■ REQUIRED WORK ■
Would you copy the entries that follow exactly, leaving out every picture?

■ RECORDS TO PROCESS ■

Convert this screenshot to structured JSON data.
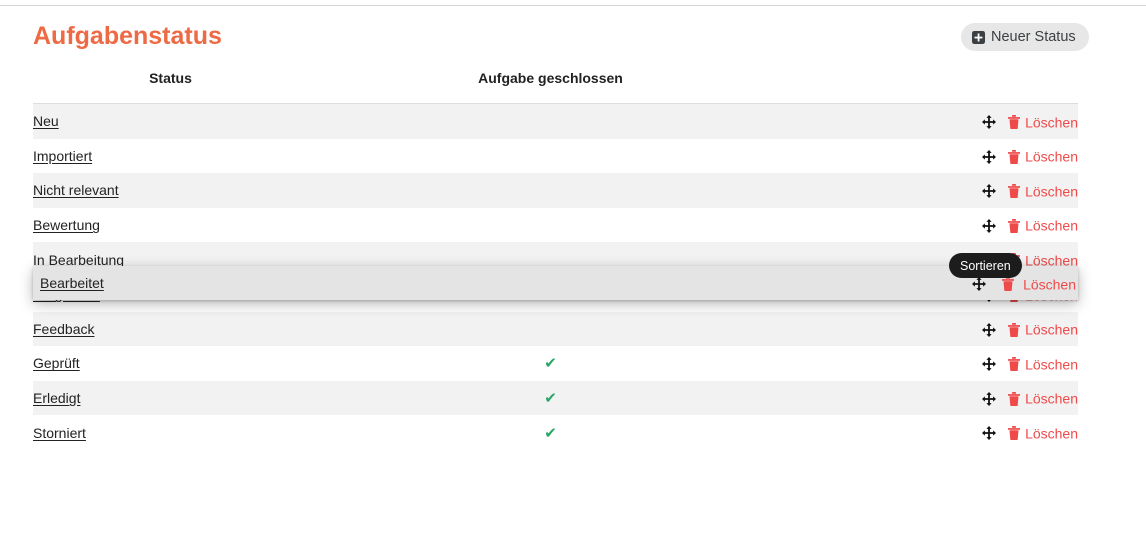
{
  "header": {
    "title": "Aufgabenstatus",
    "new_status_label": "Neuer Status",
    "new_status_icon": "plus-square-icon",
    "accent_color": "#ed6a45"
  },
  "table": {
    "columns": {
      "status": "Status",
      "closed": "Aufgabe geschlossen",
      "actions": ""
    },
    "row_action": {
      "move_icon": "move-arrows-icon",
      "delete_icon": "trash-icon",
      "delete_label": "Löschen"
    },
    "check_glyph": "✔",
    "check_color": "#28a766",
    "delete_color": "#ef4a4a",
    "rows": [
      {
        "status": "Neu",
        "closed": false
      },
      {
        "status": "Importiert",
        "closed": false
      },
      {
        "status": "Nicht relevant",
        "closed": false
      },
      {
        "status": "Bewertung",
        "closed": false
      },
      {
        "status": "In Bearbeitung",
        "closed": false
      },
      {
        "status": "Umgesetzt",
        "closed": false
      },
      {
        "status": "Feedback",
        "closed": false
      },
      {
        "status": "Geprüft",
        "closed": true
      },
      {
        "status": "Erledigt",
        "closed": true
      },
      {
        "status": "Storniert",
        "closed": true
      }
    ]
  },
  "drag": {
    "label": "Bearbeitet",
    "delete_label": "Löschen",
    "tooltip": "Sortieren"
  }
}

■ REPLY ■
Convert this screenshot to structured JSON data.
{
  "header": {
    "title": "Aufgabenstatus",
    "new_status_label": "Neuer Status",
    "new_status_icon": "plus-square-icon",
    "accent_color": "#ed6a45"
  },
  "table": {
    "columns": {
      "status": "Status",
      "closed": "Aufgabe geschlossen",
      "actions": ""
    },
    "row_action": {
      "move_icon": "move-arrows-icon",
      "delete_icon": "trash-icon",
      "delete_label": "Löschen"
    },
    "check_glyph": "✔",
    "check_color": "#28a766",
    "delete_color": "#ef4a4a",
    "rows": [
      {
        "status": "Neu",
        "closed": false
      },
      {
        "status": "Importiert",
        "closed": false
      },
      {
        "status": "Nicht relevant",
        "closed": false
      },
      {
        "status": "Bewertung",
        "closed": false
      },
      {
        "status": "In Bearbeitung",
        "closed": false
      },
      {
        "status": "Umgesetzt",
        "closed": false
      },
      {
        "status": "Feedback",
        "closed": false
      },
      {
        "status": "Geprüft",
        "closed": true
      },
      {
        "status": "Erledigt",
        "closed": true
      },
      {
        "status": "Storniert",
        "closed": true
      }
    ]
  },
  "drag": {
    "label": "Bearbeitet",
    "delete_label": "Löschen",
    "tooltip": "Sortieren"
  }
}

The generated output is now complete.